*** Block opens ***

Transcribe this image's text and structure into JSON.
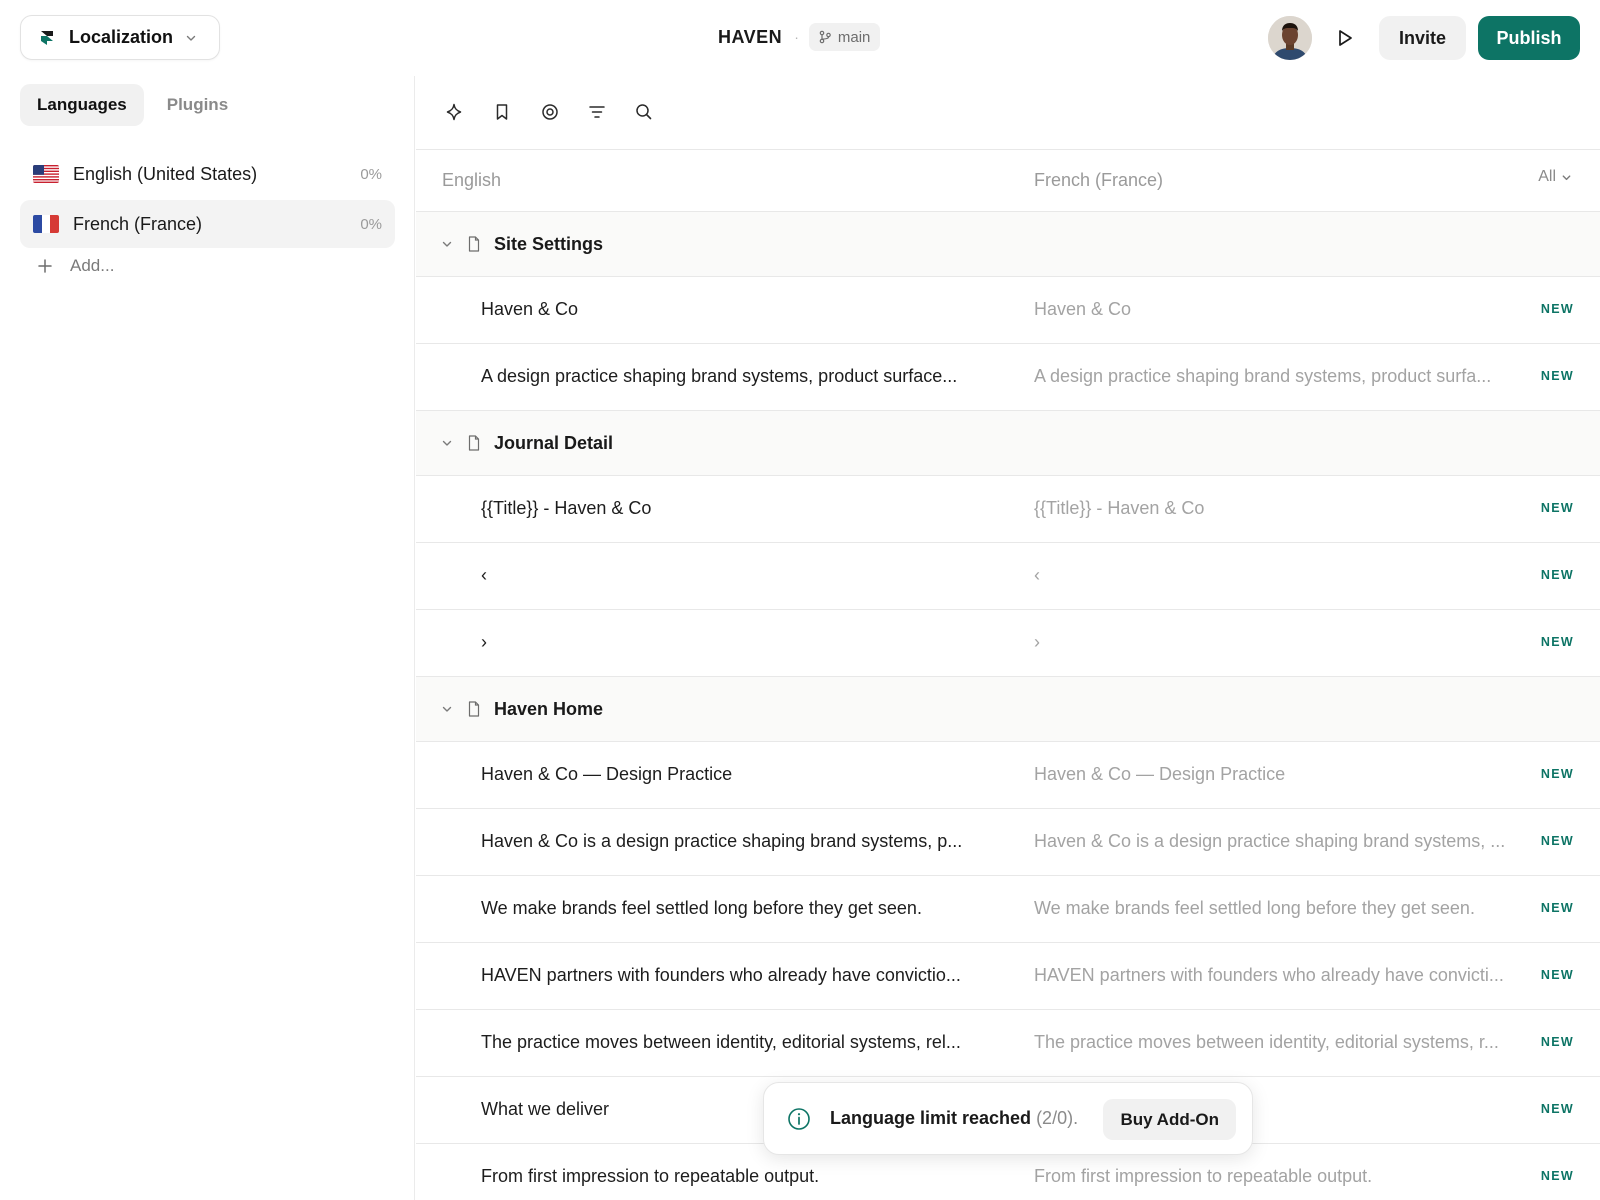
{
  "header": {
    "project_label": "Localization",
    "site_name": "HAVEN",
    "separator": "·",
    "branch": "main",
    "invite_label": "Invite",
    "publish_label": "Publish",
    "accent_color": "#0d7465"
  },
  "sidebar": {
    "tabs": [
      {
        "label": "Languages",
        "active": true
      },
      {
        "label": "Plugins",
        "active": false
      }
    ],
    "languages": [
      {
        "name": "English (United States)",
        "progress": "0%",
        "flag": "us-flag",
        "selected": false
      },
      {
        "name": "French (France)",
        "progress": "0%",
        "flag": "fr-flag",
        "selected": true
      }
    ],
    "add_label": "Add..."
  },
  "toolbar": {
    "icons": [
      "sparkle-icon",
      "bookmark-icon",
      "target-icon",
      "filter-icon",
      "search-icon"
    ]
  },
  "table": {
    "source_header": "English",
    "target_header": "French (France)",
    "filter_label": "All",
    "groups": [
      {
        "name": "Site Settings",
        "rows": [
          {
            "source": "Haven & Co",
            "target": "Haven & Co",
            "status": "NEW"
          },
          {
            "source": "A design practice shaping brand systems, product surface...",
            "target": "A design practice shaping brand systems, product surfa...",
            "status": "NEW"
          }
        ]
      },
      {
        "name": "Journal Detail",
        "rows": [
          {
            "source": "{{Title}} - Haven & Co",
            "target": "{{Title}} - Haven & Co",
            "status": "NEW"
          },
          {
            "source": "‹",
            "target": "‹",
            "status": "NEW"
          },
          {
            "source": "›",
            "target": "›",
            "status": "NEW"
          }
        ]
      },
      {
        "name": "Haven Home",
        "rows": [
          {
            "source": "Haven & Co — Design Practice",
            "target": "Haven & Co — Design Practice",
            "status": "NEW"
          },
          {
            "source": "Haven & Co is a design practice shaping brand systems, p...",
            "target": "Haven & Co is a design practice shaping brand systems, ...",
            "status": "NEW"
          },
          {
            "source": "We make brands feel settled long before they get seen.",
            "target": "We make brands feel settled long before they get seen.",
            "status": "NEW"
          },
          {
            "source": "HAVEN partners with founders who already have convictio...",
            "target": "HAVEN partners with founders who already have convicti...",
            "status": "NEW"
          },
          {
            "source": "The practice moves between identity, editorial systems, rel...",
            "target": "The practice moves between identity, editorial systems, r...",
            "status": "NEW"
          },
          {
            "source": "What we deliver",
            "target": "",
            "status": "NEW"
          },
          {
            "source": "From first impression to repeatable output.",
            "target": "From first impression to repeatable output.",
            "status": "NEW"
          }
        ]
      }
    ]
  },
  "toast": {
    "message": "Language limit reached",
    "count": "(2/0).",
    "button_label": "Buy Add-On"
  }
}
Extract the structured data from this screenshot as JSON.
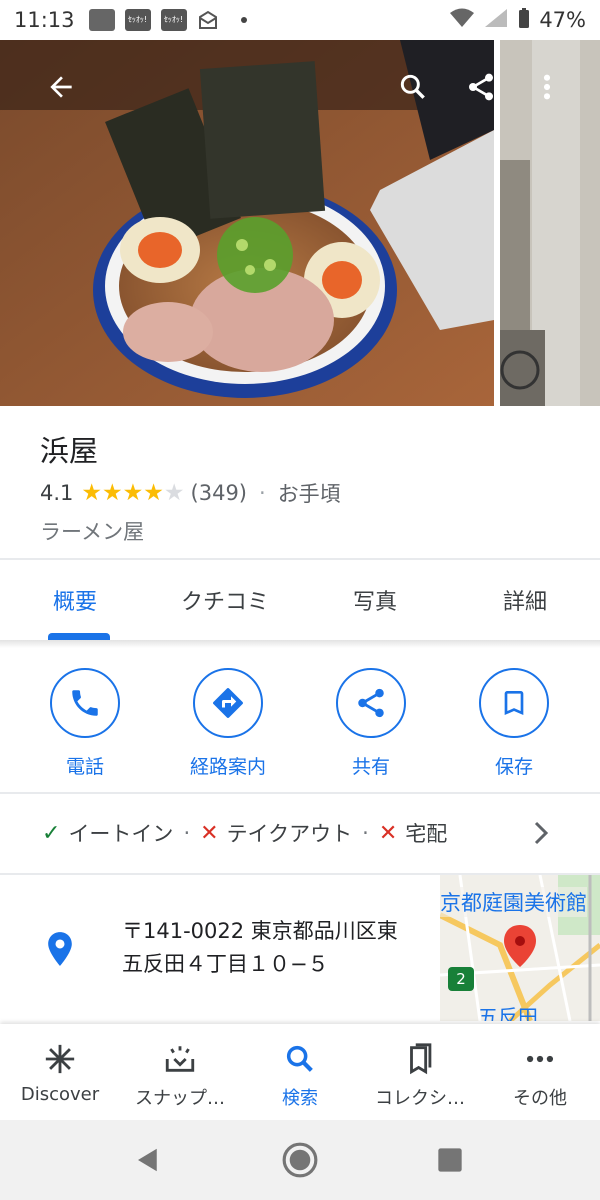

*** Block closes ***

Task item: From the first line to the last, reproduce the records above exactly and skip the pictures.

Solution for this exercise:
Transcribe this image's text and structure into JSON.
{
  "header": {
    "project_label": "Localization",
    "site_name": "HAVEN",
    "separator": "·",
    "branch": "main",
    "invite_label": "Invite",
    "publish_label": "Publish",
    "accent_color": "#0d7465"
  },
  "sidebar": {
    "tabs": [
      {
        "label": "Languages",
        "active": true
      },
      {
        "label": "Plugins",
        "active": false
      }
    ],
    "languages": [
      {
        "name": "English (United States)",
        "progress": "0%",
        "flag": "us-flag",
        "selected": false
      },
      {
        "name": "French (France)",
        "progress": "0%",
        "flag": "fr-flag",
        "selected": true
      }
    ],
    "add_label": "Add..."
  },
  "toolbar": {
    "icons": [
      "sparkle-icon",
      "bookmark-icon",
      "target-icon",
      "filter-icon",
      "search-icon"
    ]
  },
  "table": {
    "source_header": "English",
    "target_header": "French (France)",
    "filter_label": "All",
    "groups": [
      {
        "name": "Site Settings",
        "rows": [
          {
            "source": "Haven & Co",
            "target": "Haven & Co",
            "status": "NEW"
          },
          {
            "source": "A design practice shaping brand systems, product surface...",
            "target": "A design practice shaping brand systems, product surfa...",
            "status": "NEW"
          }
        ]
      },
      {
        "name": "Journal Detail",
        "rows": [
          {
            "source": "{{Title}} - Haven & Co",
            "target": "{{Title}} - Haven & Co",
            "status": "NEW"
          },
          {
            "source": "‹",
            "target": "‹",
            "status": "NEW"
          },
          {
            "source": "›",
            "target": "›",
            "status": "NEW"
          }
        ]
      },
      {
        "name": "Haven Home",
        "rows": [
          {
            "source": "Haven & Co — Design Practice",
            "target": "Haven & Co — Design Practice",
            "status": "NEW"
          },
          {
            "source": "Haven & Co is a design practice shaping brand systems, p...",
            "target": "Haven & Co is a design practice shaping brand systems, ...",
            "status": "NEW"
          },
          {
            "source": "We make brands feel settled long before they get seen.",
            "target": "We make brands feel settled long before they get seen.",
            "status": "NEW"
          },
          {
            "source": "HAVEN partners with founders who already have convictio...",
            "target": "HAVEN partners with founders who already have convicti...",
            "status": "NEW"
          },
          {
            "source": "The practice moves between identity, editorial systems, rel...",
            "target": "The practice moves between identity, editorial systems, r...",
            "status": "NEW"
          },
          {
            "source": "What we deliver",
            "target": "",
            "status": "NEW"
          },
          {
            "source": "From first impression to repeatable output.",
            "target": "From first impression to repeatable output.",
            "status": "NEW"
          }
        ]
      }
    ]
  },
  "toast": {
    "message": "Language limit reached",
    "count": "(2/0).",
    "button_label": "Buy Add-On"
  }
}
Extract the structured data from this screenshot as JSON.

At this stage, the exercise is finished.